I love oak trees. Anyone who spends any time near me while also outside knows this. I argue about what kind of oaks are on my street; I collect oak leaves on trips to the country and draw them in my notebook. I worry about sudden oak death crossing the sierra nevada mountains and creeping this way. Oaks are fascinating--they produce hybrids that are fertile, and so they can quickly move away from standard. The one we share with Steve and Jerry (in their yard, but it shades our front door) is at least part black oak--but Kristin & Paul's in the front yard are also at least part black oak. I examine acorns and (really unnecessarily) correct people when they talk to me about them. I like them.
And now I'm allergic to them. The pollen, that is. I'd had this hunch for a while--I knew I get some contact dermatitis when I cut the grass in the summertime, no big deal.

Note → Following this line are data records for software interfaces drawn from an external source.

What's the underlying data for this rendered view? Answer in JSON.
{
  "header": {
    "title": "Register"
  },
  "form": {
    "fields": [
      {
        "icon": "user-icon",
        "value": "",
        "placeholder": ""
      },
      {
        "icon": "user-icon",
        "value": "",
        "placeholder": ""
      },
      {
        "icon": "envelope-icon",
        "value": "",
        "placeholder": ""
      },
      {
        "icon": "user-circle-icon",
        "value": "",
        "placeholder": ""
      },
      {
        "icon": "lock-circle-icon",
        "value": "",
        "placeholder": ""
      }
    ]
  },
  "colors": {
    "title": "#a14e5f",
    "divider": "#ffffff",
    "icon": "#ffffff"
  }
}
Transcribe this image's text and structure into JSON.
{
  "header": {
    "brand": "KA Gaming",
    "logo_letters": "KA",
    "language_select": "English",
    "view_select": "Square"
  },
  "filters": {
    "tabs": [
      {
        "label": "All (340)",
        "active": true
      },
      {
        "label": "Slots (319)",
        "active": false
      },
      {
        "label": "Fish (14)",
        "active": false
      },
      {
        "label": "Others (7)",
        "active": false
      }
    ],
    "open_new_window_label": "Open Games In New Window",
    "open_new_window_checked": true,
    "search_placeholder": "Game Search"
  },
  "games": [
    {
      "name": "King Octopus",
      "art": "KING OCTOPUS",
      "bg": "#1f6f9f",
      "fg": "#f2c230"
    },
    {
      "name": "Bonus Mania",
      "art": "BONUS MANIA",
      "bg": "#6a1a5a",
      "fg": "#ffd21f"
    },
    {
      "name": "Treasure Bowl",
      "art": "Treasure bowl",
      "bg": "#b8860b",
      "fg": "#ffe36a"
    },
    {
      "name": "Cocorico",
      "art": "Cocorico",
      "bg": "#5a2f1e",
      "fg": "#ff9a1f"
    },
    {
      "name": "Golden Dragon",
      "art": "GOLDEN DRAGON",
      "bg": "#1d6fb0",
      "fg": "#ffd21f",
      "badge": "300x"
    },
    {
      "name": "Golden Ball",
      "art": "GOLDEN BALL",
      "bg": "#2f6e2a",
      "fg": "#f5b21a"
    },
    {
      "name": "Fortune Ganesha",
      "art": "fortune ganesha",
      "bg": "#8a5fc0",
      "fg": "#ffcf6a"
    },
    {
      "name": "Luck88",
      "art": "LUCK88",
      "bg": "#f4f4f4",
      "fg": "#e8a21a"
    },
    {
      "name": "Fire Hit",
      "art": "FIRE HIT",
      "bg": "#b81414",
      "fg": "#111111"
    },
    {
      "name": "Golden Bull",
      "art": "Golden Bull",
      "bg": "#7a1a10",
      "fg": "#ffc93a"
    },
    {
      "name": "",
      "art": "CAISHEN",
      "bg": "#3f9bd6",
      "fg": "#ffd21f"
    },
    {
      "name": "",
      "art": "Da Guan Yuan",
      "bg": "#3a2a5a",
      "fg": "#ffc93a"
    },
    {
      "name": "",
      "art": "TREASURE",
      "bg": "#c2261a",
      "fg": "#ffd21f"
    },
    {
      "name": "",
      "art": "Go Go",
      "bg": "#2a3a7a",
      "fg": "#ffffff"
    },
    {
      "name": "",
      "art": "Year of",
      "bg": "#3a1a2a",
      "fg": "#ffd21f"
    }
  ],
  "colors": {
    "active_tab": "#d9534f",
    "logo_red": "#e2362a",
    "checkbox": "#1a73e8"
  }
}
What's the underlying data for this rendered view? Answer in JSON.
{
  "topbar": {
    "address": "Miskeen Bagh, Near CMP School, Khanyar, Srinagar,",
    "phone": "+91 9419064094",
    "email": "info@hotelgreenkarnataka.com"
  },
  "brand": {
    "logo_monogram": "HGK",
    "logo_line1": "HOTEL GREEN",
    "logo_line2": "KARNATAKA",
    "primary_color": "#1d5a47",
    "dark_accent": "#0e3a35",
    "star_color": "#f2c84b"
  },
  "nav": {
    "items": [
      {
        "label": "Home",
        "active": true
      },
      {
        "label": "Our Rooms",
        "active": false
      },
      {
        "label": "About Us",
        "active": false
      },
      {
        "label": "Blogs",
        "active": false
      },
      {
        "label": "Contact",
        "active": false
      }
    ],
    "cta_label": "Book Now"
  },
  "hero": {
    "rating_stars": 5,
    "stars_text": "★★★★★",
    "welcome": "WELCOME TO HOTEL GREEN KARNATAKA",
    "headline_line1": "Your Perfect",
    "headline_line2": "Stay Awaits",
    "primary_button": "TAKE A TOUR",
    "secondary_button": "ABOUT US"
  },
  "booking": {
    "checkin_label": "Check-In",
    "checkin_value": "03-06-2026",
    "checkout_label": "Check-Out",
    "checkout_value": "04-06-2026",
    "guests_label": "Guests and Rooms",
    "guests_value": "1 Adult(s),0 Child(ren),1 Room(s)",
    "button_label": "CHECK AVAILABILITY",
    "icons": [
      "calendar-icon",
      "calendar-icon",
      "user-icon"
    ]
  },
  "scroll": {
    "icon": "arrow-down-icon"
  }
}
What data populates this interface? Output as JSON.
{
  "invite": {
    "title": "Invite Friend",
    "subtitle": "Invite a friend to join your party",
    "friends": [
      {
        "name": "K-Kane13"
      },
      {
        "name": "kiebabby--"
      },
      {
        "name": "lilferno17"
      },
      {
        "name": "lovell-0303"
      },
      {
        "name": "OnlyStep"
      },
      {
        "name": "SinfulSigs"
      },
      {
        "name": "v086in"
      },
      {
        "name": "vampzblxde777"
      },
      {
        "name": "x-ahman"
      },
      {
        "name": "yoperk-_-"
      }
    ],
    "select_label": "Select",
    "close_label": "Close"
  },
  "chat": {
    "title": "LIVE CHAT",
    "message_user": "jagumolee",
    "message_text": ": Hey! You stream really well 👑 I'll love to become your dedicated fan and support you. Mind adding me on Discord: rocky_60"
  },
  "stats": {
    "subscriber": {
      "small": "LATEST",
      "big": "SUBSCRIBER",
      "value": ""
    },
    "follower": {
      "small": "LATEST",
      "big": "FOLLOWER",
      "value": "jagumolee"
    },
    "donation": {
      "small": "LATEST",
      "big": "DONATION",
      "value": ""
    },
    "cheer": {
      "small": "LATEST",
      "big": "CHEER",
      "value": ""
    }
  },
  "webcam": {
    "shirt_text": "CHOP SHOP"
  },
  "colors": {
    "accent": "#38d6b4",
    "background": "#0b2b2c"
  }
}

But my spring allergies have gotten worse the longer I've lived on Halliday (not exactly--I had my tonsils out in 1998, and had no problems at all that following spring. It started to slowly decline after that). It wasn't mold--a moldy basement will make my nose twitch, but never gives me those other allergy symptoms, like itchy eyes, itchy mouth, dark circles under my eyes. And exhaustion. I keep thinking it's a cold, or the flu. But it isn't. And it magically started on Friday. That's when the oak pollen jumped from "low" to "very high." Oak trees all over my block. Oak trees in the park. Oak, oak, oak.
I slept sitting up last night on the couch; Sunday during the day, well, I didn't see much of the day because I was sleeping sitting up on the couch. Loser. And this spring has the added bonus of giving me eczema on my hands. And because my whole system is going nuts over oak (ha), everything else is driving me crazy as well. Dust in the closet. Chrysanthemums in the flower garland for church. The soap in my shower. Everything is driving my skin crazy. I want to peel off the top layer of the backs of my hands. Bleeding would be preferable. But I'm using eucerin instead.
And then, to add insult to injury, this morning I woke up with a spider bite on my leg. Only I had this vague memory of this happening before, and it not being a spider bite, but some chigger or curious rye eating insect. A quick google search produced the name; pyemotes, and a lovely picture of what I hope is a man's torso, covered in pyemotes bites. I only have one, and I don't have that much hair, but that's what my bite looks like. Great. Since I was up...I read more of the article. Guess where they incubate their little pyemotes eggs. In pin oak leaf galls.